Previous days I didn’t do MUCH work on this, though I think I only had one day that I didn’t do anything. So at least I made partial progress over the days. This would be day 20, but I don’t think I’ll mention days from now on since I’m not doing daily updates (though I will continue to work on it daily).
I think I may be doing more updating now though, and working more on it each day, because I’ve got at least one cool thing now to work with. I have motion now!
I had to record with the console open as the screen capture software doesn’t record the game if the game is selected for some reason.
I’ll explain this video a bit.
The lines are only for demonstration purposes, I only put them in to explain the motion.

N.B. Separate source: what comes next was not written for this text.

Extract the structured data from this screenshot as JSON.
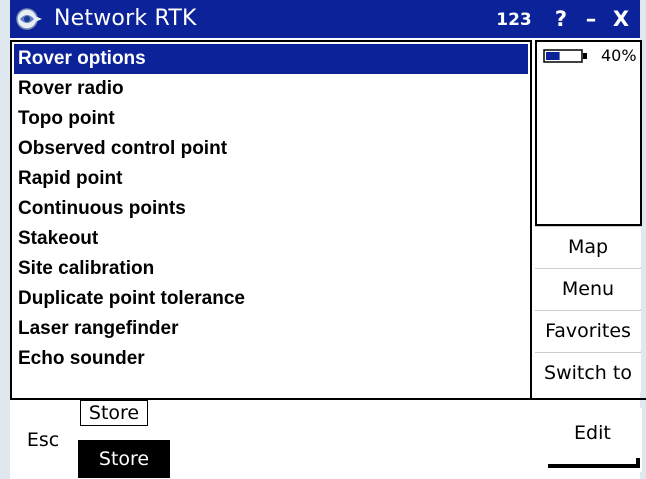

The method of movement was surprisingly simple, I’ve made a similar type of motion, but with arrow keys, and I did it in a much more complicated way.
Basically, there’s the movement vector, stored basically as an X and a Y value. Every frame (60 frames per second) the circle is moved by its movement vector.
In the video, the movement vector is represented by the line on the RIGHT. The length of the line is the exact length the circle moves per frame. Bear in mind the video is at 20 FPS, but the game runs at 60 FPS.
Then you also have another vector which is the target vector. This is only calculated when the mouse moves.
When you move the mouse (which starts in the centre of the screen), the distance you moved it in the X and Y direction are calculated, this is divided by a mouse sensitivity variable, which is just to normalise it to a reasonable value so that you aren’t moving crazily fast.
So that gives you the target vector.
There is also a value for acceleration. This is 0.01 at the moment. Basically, you move each value of the movement vector 0.01 (1%) of the way towards the target vector.
If you are constantly moving the mouse then basically you’ll accelerate to the direction (and magnitude) you are moving the mouse.
Also, every frame decelerates the movement vector too.
Deceleration is calculated for every frame, acceleration is only calculated when you’re moving the mouse.
This all ends up a lot simpler than what I did in the last game with movement I made, in which I did crazy stuff like calculating the component of acceleration in the direction of movement, and perpendicular to it. This method is simpler, and still has the same sort of functionality, it’s just the simple method means you don’t NEED to calculate components of movement because it’s already taken account of implicitly by magical maths.
Also, to note, the movement feels cool, which is something the video can’t show I guess. But yeah it feels cool which is good.
I’m eventually going to change the method of viewing so that the player is always centred on the screen. I’m also going to slow the movement down. Also I currently have no max speed, but I will create a max speed.
I’ve also sorted the screen ratio thing so a circle is a circle not stretched relative to your screen ratio.